"""
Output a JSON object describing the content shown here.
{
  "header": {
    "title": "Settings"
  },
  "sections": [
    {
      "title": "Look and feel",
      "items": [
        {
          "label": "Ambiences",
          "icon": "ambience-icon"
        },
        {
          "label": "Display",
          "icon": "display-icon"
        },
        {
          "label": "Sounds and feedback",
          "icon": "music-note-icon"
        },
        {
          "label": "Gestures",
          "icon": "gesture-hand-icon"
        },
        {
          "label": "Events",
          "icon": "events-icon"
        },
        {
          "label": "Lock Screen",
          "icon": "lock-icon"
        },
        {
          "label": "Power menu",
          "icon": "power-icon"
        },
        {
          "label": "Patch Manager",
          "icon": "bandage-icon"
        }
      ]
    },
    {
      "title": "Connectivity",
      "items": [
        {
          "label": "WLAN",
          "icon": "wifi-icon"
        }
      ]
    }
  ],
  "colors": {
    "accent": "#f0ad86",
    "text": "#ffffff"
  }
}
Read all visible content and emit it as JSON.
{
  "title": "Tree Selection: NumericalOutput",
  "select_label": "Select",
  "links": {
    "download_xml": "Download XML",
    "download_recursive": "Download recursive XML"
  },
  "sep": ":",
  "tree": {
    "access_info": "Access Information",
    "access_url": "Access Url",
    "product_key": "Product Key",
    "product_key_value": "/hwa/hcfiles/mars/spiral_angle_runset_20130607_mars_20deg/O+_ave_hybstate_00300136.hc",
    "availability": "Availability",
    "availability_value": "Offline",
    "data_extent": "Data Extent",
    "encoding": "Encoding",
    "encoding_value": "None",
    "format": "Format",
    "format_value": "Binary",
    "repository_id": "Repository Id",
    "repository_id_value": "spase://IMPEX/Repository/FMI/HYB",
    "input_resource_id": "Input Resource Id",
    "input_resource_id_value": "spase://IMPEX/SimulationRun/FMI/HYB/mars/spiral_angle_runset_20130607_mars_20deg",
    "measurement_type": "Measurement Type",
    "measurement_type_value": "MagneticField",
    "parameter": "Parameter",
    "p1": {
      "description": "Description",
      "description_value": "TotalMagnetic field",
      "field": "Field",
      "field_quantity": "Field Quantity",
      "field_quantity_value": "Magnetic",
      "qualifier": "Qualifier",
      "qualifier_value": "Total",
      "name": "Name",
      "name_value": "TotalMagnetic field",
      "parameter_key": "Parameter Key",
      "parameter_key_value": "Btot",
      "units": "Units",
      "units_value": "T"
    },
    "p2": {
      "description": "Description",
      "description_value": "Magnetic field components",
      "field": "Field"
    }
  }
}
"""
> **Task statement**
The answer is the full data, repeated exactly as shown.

> **Exercise output**
Output a JSON object describing the content shown here.
{
  "header": {
    "title": "Settings"
  },
  "sections": [
    {
      "title": "Look and feel",
      "items": [
        {
          "label": "Ambiences",
          "icon": "ambience-icon"
        },
        {
          "label": "Display",
          "icon": "display-icon"
        },
        {
          "label": "Sounds and feedback",
          "icon": "music-note-icon"
        },
        {
          "label": "Gestures",
          "icon": "gesture-hand-icon"
        },
        {
          "label": "Events",
          "icon": "events-icon"
        },
        {
          "label": "Lock Screen",
          "icon": "lock-icon"
        },
        {
          "label": "Power menu",
          "icon": "power-icon"
        },
        {
          "label": "Patch Manager",
          "icon": "bandage-icon"
        }
      ]
    },
    {
      "title": "Connectivity",
      "items": [
        {
          "label": "WLAN",
          "icon": "wifi-icon"
        }
      ]
    }
  ],
  "colors": {
    "accent": "#f0ad86",
    "text": "#ffffff"
  }
}
Read all visible content and emit it as JSON.
{
  "title": "Tree Selection: NumericalOutput",
  "select_label": "Select",
  "links": {
    "download_xml": "Download XML",
    "download_recursive": "Download recursive XML"
  },
  "sep": ":",
  "tree": {
    "access_info": "Access Information",
    "access_url": "Access Url",
    "product_key": "Product Key",
    "product_key_value": "/hwa/hcfiles/mars/spiral_angle_runset_20130607_mars_20deg/O+_ave_hybstate_00300136.hc",
    "availability": "Availability",
    "availability_value": "Offline",
    "data_extent": "Data Extent",
    "encoding": "Encoding",
    "encoding_value": "None",
    "format": "Format",
    "format_value": "Binary",
    "repository_id": "Repository Id",
    "repository_id_value": "spase://IMPEX/Repository/FMI/HYB",
    "input_resource_id": "Input Resource Id",
    "input_resource_id_value": "spase://IMPEX/SimulationRun/FMI/HYB/mars/spiral_angle_runset_20130607_mars_20deg",
    "measurement_type": "Measurement Type",
    "measurement_type_value": "MagneticField",
    "parameter": "Parameter",
    "p1": {
      "description": "Description",
      "description_value": "TotalMagnetic field",
      "field": "Field",
      "field_quantity": "Field Quantity",
      "field_quantity_value": "Magnetic",
      "qualifier": "Qualifier",
      "qualifier_value": "Total",
      "name": "Name",
      "name_value": "TotalMagnetic field",
      "parameter_key": "Parameter Key",
      "parameter_key_value": "Btot",
      "units": "Units",
      "units_value": "T"
    },
    "p2": {
      "description": "Description",
      "description_value": "Magnetic field components",
      "field": "Field"
    }
  }
}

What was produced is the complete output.